Explained: What make the bat the deadliest disease carrier
Beijing, Feb 14: Ebola, Nipah, Marburg, SARS, MERS, and now the new coronavirus Covid-19, all share one thing in common - they are thought to have originated in bats.
Bats are potentially special in hosting numerous viruses that are extremely harmful when they infect humans and other animals.
So, what makes bat so special about it?
According to new research led by scientists at UC Berkeley, it's because bats may be the ultimate incubator, courtesy of a fierce effective immune system that seems to, in effect, train up viral strains, encouraging them to adapt and evolve into becoming as fit and infectious as they possibly can and when the viruses cross over into other animals or humans.
However, Bats do not react to infection with the typical inflammatory response that often leads to pathological damage.
On the other hand, in humans, while the inflammatory response helps fight infection when properly controlled, it has also been shown to contribute to the damage caused by infectious diseases, as well as to aging and age-related diseases when it goes into overdrive.
The researchers also found that the inflammation sensor that normally triggers the body's response to fight off stress and infection, a protein called NLRP3, barely reacts in bats compared to humans and mice, even in the presence of high viral loads.
This was found out when the researchers compared the responses of immune cells from bats, mice and humans to three different RNA viruses -- influenza A virus, MERS coronavirus, and Melaka virus.
The results showed that the inflammation mediated by NLRP3 was significantly reduced in bats compared to that of mice and humans.
This means that the bats instead of having the ability to fight with the infection, they rather have a much higher tolerance for it which actually enables them to survive.
But why do bats have such powerful immune systems?
Since, Bats being the world's only flying mammal, their intense physical activity increases their body temperature and metabolic rate, and puts their bodies into a constant state of 'fever'.

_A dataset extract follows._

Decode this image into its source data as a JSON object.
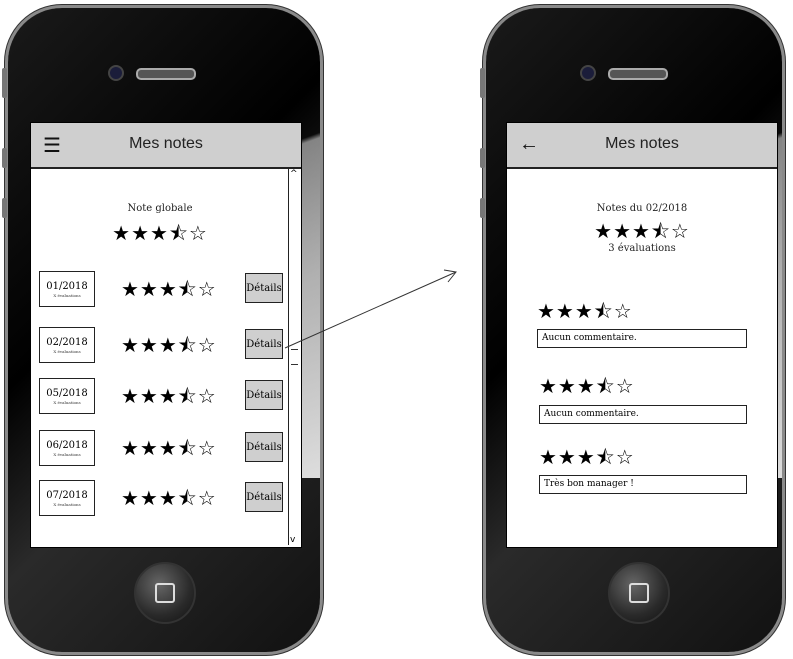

In gneral, fast metabolism and heart rate equals shorter lifespans of mammals while slower metabolism and heart rate results in longer lives.
Bats on the other hand, can live 30 or 40 years, despite having metabolic rates double that of rats.